(Dataset rows describing interfaces)

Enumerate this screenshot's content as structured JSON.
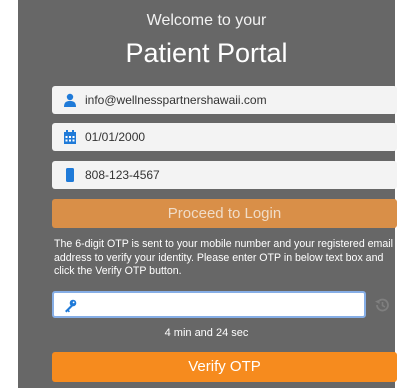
{
  "header": {
    "welcome": "Welcome to your",
    "portal_title": "Patient Portal"
  },
  "fields": {
    "email": {
      "value": "info@wellnesspartnershawaii.com",
      "icon": "user-icon"
    },
    "dob": {
      "value": "01/01/2000",
      "icon": "calendar-icon"
    },
    "phone": {
      "value": "808-123-4567",
      "icon": "phone-icon"
    }
  },
  "buttons": {
    "proceed": "Proceed to Login",
    "verify": "Verify OTP"
  },
  "otp": {
    "instructions": "The 6-digit OTP is sent to your mobile number and your registered email address to verify your identity. Please enter OTP in below text box and click the Verify OTP button.",
    "value": "",
    "icon": "key-icon",
    "resend_icon": "history-icon",
    "timer": "4 min and 24 sec"
  },
  "colors": {
    "panel": "#676767",
    "accent": "#1f7ad8",
    "proceed_disabled": "#d98f48",
    "verify": "#f68b1e",
    "focus_border": "#86aee6"
  }
}
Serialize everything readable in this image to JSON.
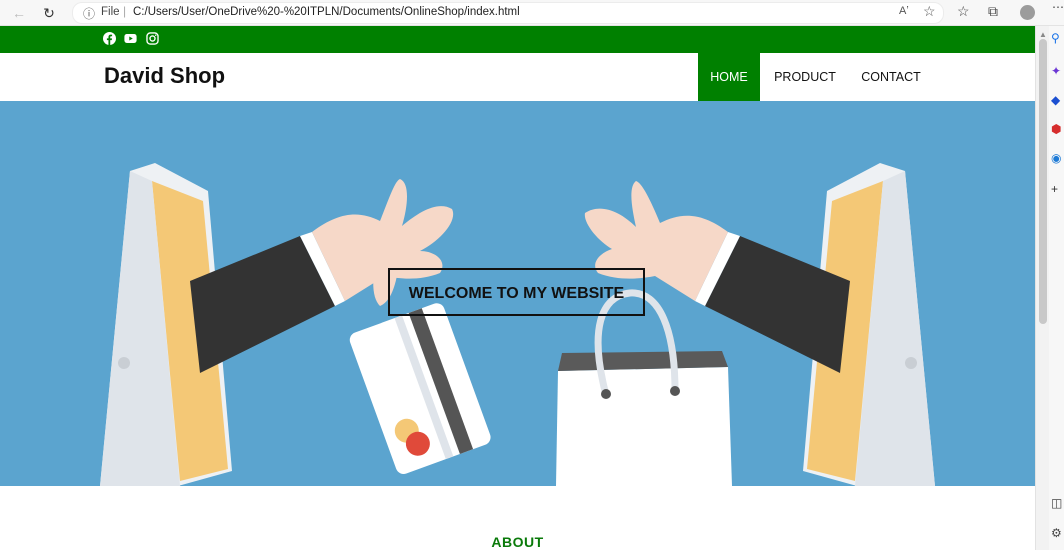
{
  "browser": {
    "back_icon": "back-arrow-icon",
    "reload_icon": "reload-icon",
    "protocol_label": "File",
    "url": "C:/Users/User/OneDrive%20-%20ITPLN/Documents/OnlineShop/index.html",
    "read_aloud": "Aʼ",
    "tools": [
      "favorites-icon",
      "collections-icon",
      "profile-icon"
    ]
  },
  "topbar": {
    "color": "#008000",
    "socials": [
      "facebook-icon",
      "youtube-icon",
      "instagram-icon"
    ]
  },
  "header": {
    "brand": "David Shop",
    "menu": [
      {
        "label": "HOME",
        "active": true
      },
      {
        "label": "PRODUCT",
        "active": false
      },
      {
        "label": "CONTACT",
        "active": false
      }
    ]
  },
  "hero": {
    "background": "#5ba4cf",
    "headline": "WELCOME TO MY WEBSITE"
  },
  "about": {
    "heading": "ABOUT"
  }
}
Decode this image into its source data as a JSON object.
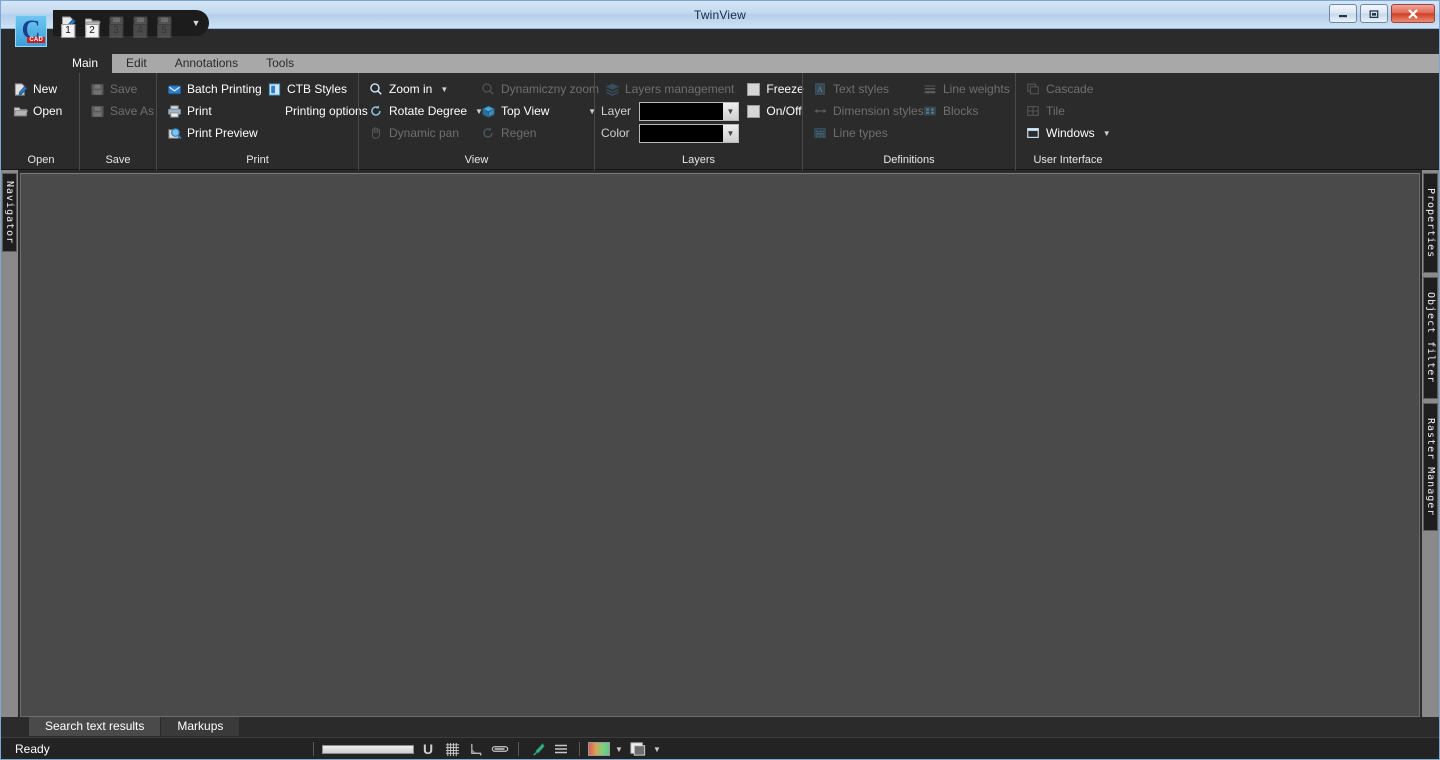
{
  "window": {
    "title": "TwinView",
    "minimize_label": "Minimize",
    "restore_label": "Restore",
    "close_label": "Close"
  },
  "app_logo": {
    "letter": "C",
    "badge": "CAD"
  },
  "quick_access": {
    "items": [
      {
        "name": "new-icon",
        "keytip": "1",
        "enabled": true
      },
      {
        "name": "open-icon",
        "keytip": "2",
        "enabled": true
      },
      {
        "name": "save-icon",
        "keytip": "3",
        "enabled": false
      },
      {
        "name": "save-as-icon",
        "keytip": "4",
        "enabled": false
      },
      {
        "name": "print-icon",
        "keytip": "5",
        "enabled": false
      }
    ],
    "more_label": "▼"
  },
  "ribbon_tabs": [
    {
      "label": "Main",
      "active": true
    },
    {
      "label": "Edit",
      "active": false
    },
    {
      "label": "Annotations",
      "active": false
    },
    {
      "label": "Tools",
      "active": false
    }
  ],
  "ribbon": {
    "open_group": {
      "title": "Open",
      "new_label": "New",
      "open_label": "Open"
    },
    "save_group": {
      "title": "Save",
      "save_label": "Save",
      "save_as_label": "Save As"
    },
    "print_group": {
      "title": "Print",
      "batch_printing_label": "Batch Printing",
      "ctb_styles_label": "CTB Styles",
      "print_label": "Print",
      "printing_options_label": "Printing options",
      "print_preview_label": "Print Preview"
    },
    "view_group": {
      "title": "View",
      "zoom_in_label": "Zoom in",
      "dynamic_zoom_label": "Dynamiczny zoom",
      "rotate_degree_label": "Rotate Degree",
      "top_view_label": "Top View",
      "dynamic_pan_label": "Dynamic pan",
      "regen_label": "Regen"
    },
    "layers_group": {
      "title": "Layers",
      "layers_management_label": "Layers management",
      "layer_label": "Layer",
      "layer_value": "",
      "color_label": "Color",
      "color_value": "",
      "freeze_label": "Freeze",
      "onoff_label": "On/Off"
    },
    "definitions_group": {
      "title": "Definitions",
      "text_styles_label": "Text styles",
      "line_weights_label": "Line weights",
      "dimension_styles_label": "Dimension styles",
      "blocks_label": "Blocks",
      "line_types_label": "Line types"
    },
    "ui_group": {
      "title": "User Interface",
      "cascade_label": "Cascade",
      "tile_label": "Tile",
      "windows_label": "Windows"
    }
  },
  "left_dock": {
    "tabs": [
      {
        "label": "Navigator",
        "name": "navigator"
      }
    ]
  },
  "right_dock": {
    "tabs": [
      {
        "label": "Properties",
        "name": "properties"
      },
      {
        "label": "Object filter",
        "name": "object-filter"
      },
      {
        "label": "Raster Manager",
        "name": "raster-manager"
      }
    ]
  },
  "bottom_tabs": [
    {
      "label": "Search text results",
      "active": true
    },
    {
      "label": "Markups",
      "active": false
    }
  ],
  "status_bar": {
    "message": "Ready",
    "tools": [
      {
        "name": "zoom-slider",
        "glyph": ""
      },
      {
        "name": "snap-magnet-icon",
        "glyph": "U"
      },
      {
        "name": "grid-icon",
        "glyph": "▦"
      },
      {
        "name": "ortho-angle-icon",
        "glyph": "⊾"
      },
      {
        "name": "capsule-icon",
        "glyph": "▭"
      },
      {
        "name": "pen-icon",
        "glyph": "✎"
      },
      {
        "name": "lines-icon",
        "glyph": "☰"
      },
      {
        "name": "color-swatch",
        "glyph": ""
      },
      {
        "name": "layer-swatch",
        "glyph": ""
      }
    ]
  },
  "colors": {
    "accent": "#3a9fd8",
    "ribbon_bg": "#2b2b2b",
    "canvas": "#4a4a4a",
    "title_bar": "#c3d9f0",
    "close_button": "#cf4027",
    "disabled_text": "#6f6f6f"
  }
}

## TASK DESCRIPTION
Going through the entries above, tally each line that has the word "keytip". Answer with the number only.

## SOLUTION TO THE EXERCISE
5